Act IV begins with Bottom and Titania having just finished making love. She asks, “Where did you learn to make love like that?” Bottom asks Peaseblossom to massage his neck. He also asks for “a nice carrot” rather than hay. Titania suggests they go to sleep, but in this version Bottom doesn’t want to sleep. Titania uses a bit of magic, and off to sleep he goes.
Theo and Polly have an argument. (Imelda Staunton is excellent, as always.) But they soon have it talked out. Oberon, now regretting his anger, has Puck change Bottom’s features back, but before Titania wakes (an odd choice). Titania, when she wakes, tells Oberon: “I dreamt I was in love with an ass. And then I woke up. And what do you know, I still am.” An interesting variation. Oberon apologizes. He says, “No more jealousy.” He then goes into a Shakespeare medley, first reciting the first two lines of Sonnet 39: “O, how thy worth with manners may I sing/When thou art all the better part of me?” He then recites the first two lines of Sonnet 56: “Sweet love, renew thy force; be it not said/Thy edge should blunter be than appetite.” Then he quotes Juliet’s lines from Act II of Romeo And Juliet: “My bounty is as boundless as the sea/My love as deep – the more I give to thee,/The more I have, for both are infinite.” Titania then responds: “How I love thee. How I dote on thee.” An interesting choice, for in the play these are lines she speaks to Bottom.
When Bottom wakes he finds Titania’s underwear in his pocket, so he knows it wasn’t a dream, which of course is quite different from the play. So much for Bottom’s dream.
Helena and Hermia wake before the boys, so they have a moment together. Zander then wakes, but Hermia shies away from his kiss. She remembers him loving Helena, but he doesn’t. Odd. As James wakes, Theo and Polly come upon them in the woods. Theo tells Hermia to be happy. Theo says he and Polly are going to renew their vows (so that will be like the wedding ceremony of Theseus and Hippolyta).
Meanwhile, the Mechanicals are deciding how to proceed without Bottom. Quince admits he’d already received pay for the gig, but hasn’t shared it.
One change I really like in this version is that Helena and James have a more realistic conversation about their relationship. It’s interesting, because in the play Helena does just blindly accept Demetrius’ newfound love for her. Here Helena says, “So I’m, what, the consolation prize.” And she tells him he humiliated her – “And now you’re talking to me like it never even happened.” She’s not easily won, telling him she has stopped being a pushover.

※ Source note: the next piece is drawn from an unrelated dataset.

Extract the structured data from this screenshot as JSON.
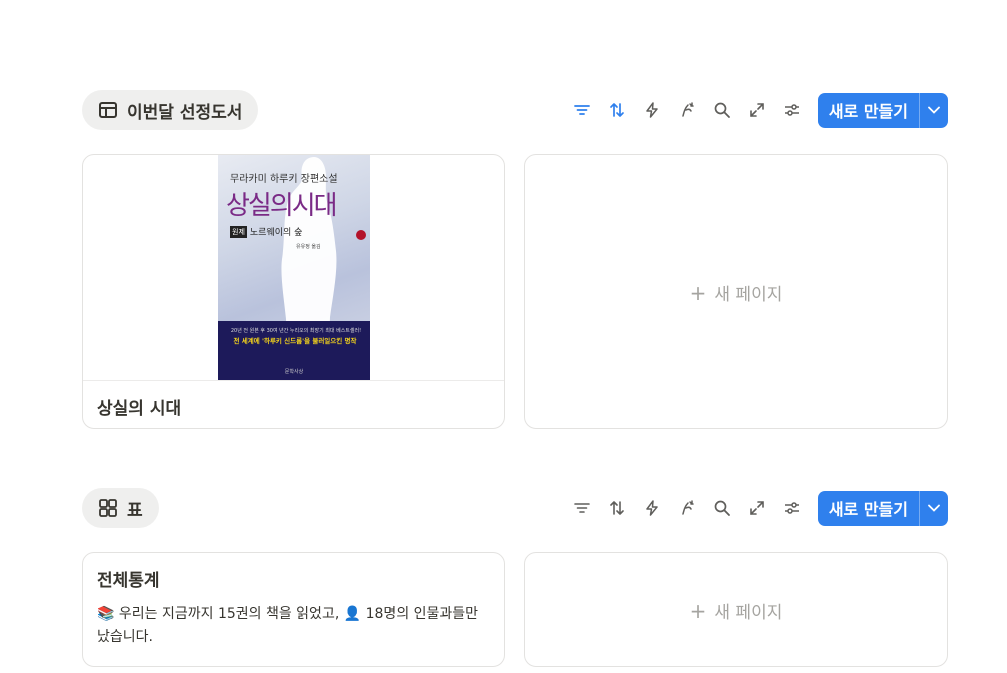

Everyone (except James) arrives for the celebration, and we see Theo and Polly renew their vows. Theo reads a poem he’s written. Puck, Oberon and Titania are there, watching. The Mechanicals are preparing, and Bottom shows up and tells them he’s had the night of his life (Act IV Scene ii). The entertainment begins. But rather than one play they do together, each does his own bit, starting with Snug doing some magic. Puck helps him out. James shows up to woo Helena while the entertainment continues. Bottom is introduced, and there’s a nice reaction shot of Titania, with Oberon looking at her. Bottom is dying on stage, but Titania blows some magic over the audience, who then respond favorably to his act.
This version ends with Puck back up his tree, giving a variation of the play’s final speech. He says: “I wasn’t born offensive. I had to practice…If you did get offended…pretend it were a dream.” He then drops the love juice into the camera lens.
Time: 86 minutes